Firms Struggling To Make Data Transformation Reality

Esther Shein

With “digital transformation” now a regular part of the tech lexicon, the pressure on IT leaders to make their organizations more competitive and meet changing customer expectations is huge. So it’s no wonder many are feeling overwhelmed by the amount of data their organizations have, and consequently, are not implementing initiatives as fast as their business counterparts would like.

Over 60 per cent of executives believe they are behind in their digital transformation, according to Forrester Research’s Predictions 2018: A year of reckoning report.

“Lagging results have created a loss of confidence in the CIO, driving up the number of chief digital officers and business units creating their own digital strategies,’’ the report notes.

However, the report lays the blame squarely on CEOs, claiming that “digital transformation is a CEO issue and an economic question” and that “CEOs can’t drive operational savings fast enough to fund it and are cautious about destroying margins.”

A more common perception is that deploying digital initiatives is a shared responsibility, especially as businesses are increasingly recognizing technology is a core component of their ability to operate. Regardless, the pressures are high, and efforts are low.

Businesses are building an appreciation for strategic IT but are not necessarily prepared to execute on that vision, observes Seth Robinson, senior director of technology analysis, at the tech trade association CompTIA. Seventy-eight percent of firms surveyed by CompTIA said that they are using technology to drive business outcomes, but only 28 per cent were extremely confident in their ability to apply technology to business goals.

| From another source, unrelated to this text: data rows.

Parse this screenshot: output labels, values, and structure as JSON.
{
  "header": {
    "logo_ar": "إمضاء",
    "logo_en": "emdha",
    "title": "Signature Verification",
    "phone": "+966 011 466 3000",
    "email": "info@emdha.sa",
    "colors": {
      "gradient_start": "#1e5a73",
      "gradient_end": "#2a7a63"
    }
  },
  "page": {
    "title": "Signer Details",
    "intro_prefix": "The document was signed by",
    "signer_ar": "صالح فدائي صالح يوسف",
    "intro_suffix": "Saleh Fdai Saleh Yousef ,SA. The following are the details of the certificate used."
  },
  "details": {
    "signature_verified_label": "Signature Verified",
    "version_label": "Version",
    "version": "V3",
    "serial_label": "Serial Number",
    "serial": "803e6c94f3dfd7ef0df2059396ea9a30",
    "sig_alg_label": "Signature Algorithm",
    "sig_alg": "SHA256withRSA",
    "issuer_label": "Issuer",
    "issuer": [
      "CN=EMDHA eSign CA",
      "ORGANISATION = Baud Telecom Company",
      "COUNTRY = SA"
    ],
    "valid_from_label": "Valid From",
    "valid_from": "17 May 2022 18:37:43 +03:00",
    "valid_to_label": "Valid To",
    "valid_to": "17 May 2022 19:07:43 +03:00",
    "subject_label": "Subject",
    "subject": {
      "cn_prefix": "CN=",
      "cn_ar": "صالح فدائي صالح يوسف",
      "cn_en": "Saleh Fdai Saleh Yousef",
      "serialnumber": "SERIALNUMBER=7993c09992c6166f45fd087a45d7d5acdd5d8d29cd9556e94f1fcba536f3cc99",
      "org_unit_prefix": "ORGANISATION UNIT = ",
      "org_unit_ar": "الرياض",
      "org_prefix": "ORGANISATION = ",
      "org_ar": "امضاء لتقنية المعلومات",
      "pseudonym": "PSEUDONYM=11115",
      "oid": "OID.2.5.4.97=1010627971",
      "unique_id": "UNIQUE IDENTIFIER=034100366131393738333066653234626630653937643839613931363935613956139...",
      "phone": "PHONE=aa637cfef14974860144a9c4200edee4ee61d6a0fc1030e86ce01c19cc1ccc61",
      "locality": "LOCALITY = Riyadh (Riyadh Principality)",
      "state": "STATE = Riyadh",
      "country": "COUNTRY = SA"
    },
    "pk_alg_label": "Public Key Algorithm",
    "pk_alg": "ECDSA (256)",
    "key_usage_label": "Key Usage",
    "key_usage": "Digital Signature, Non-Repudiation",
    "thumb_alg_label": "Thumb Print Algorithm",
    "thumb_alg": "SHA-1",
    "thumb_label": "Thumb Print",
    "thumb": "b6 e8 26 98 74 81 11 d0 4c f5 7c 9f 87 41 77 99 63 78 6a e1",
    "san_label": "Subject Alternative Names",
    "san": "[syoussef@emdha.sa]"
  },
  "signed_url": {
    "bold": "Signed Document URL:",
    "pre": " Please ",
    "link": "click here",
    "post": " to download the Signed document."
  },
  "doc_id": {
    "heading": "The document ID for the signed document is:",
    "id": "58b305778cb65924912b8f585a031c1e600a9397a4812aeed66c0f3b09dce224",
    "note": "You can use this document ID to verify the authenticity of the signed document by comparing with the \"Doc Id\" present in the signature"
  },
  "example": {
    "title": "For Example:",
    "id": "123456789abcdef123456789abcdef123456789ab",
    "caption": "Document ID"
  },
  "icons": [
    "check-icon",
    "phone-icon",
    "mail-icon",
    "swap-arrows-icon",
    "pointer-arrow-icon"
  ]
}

Business and tech consultancy West Monroe Partners also finds that many company leaders feel prepared for the upheaval that emerging technologies represent – but few are actually ready for the operational, competitive, cultural and security shifts that are already taking place.

The firm’s 2017 study Technology is Transforming Everything: Businesses Struggle To Change With It, found leaders are overwhelmed by the volume of data and technologies their companies have access to, and what to do with it. The study of 300 business executives also concludes that many companies think they are prepared for deploying new technologies, but few are. Investments in technology alone will not automatically create business opportunity.

When thinking about data, companies first need to take a step back and ensure they are aligning their investments in data platforms’ capabilities with their talent pool and the business strategy, says Greg Layok, managing director of West Monroe Partners.

“It’s good to ask what’s the business strategy and how the data sources available to you can provide better insights to impact the strategy,” he says.

Then, it is often people’s instinct to take a tech-driven approach and build a data warehouse or data lake “to address the urgency they feel to provide insights from the data,” Layok says. “That’s the wrong approach. You have to figure out what decisions you’re trying to inform with the data.”

Compared with five years ago when people were talking about data analytics, the cloud has now greatly matured, along with tools to analyze data.

“Once organizations understand the insights they’re trying to inform, they can now map out their investments in technology and [people] resources,’’ he says. Then, they can interpret the data and create an environment that’s very innovative and will provide more insights on business issues.

The process for doing this involves coming up with what Layok called a “lightweight roadmap” that takes into account data governance, the people to drive the insights, the data platform for doing the analysis and how the data will be secured.

Cloud computing and consumer technology have built some expectations that may not always be valid, says Robinson. “Companies may believe that they can achieve complex technical solutions without considering the full stack of requirements and skills that are needed.” While there are cases where abstraction can drastically reduce capital or expertise, he adds, many firms are finding that there are more steps to their transformation journey than they originally anticipated.

Echoing Layok, he adds that, “As companies seek digital transformation, they will have to invest in building the right culture and also in the transformation of the IT function, including new skills and partnering opportunities.’’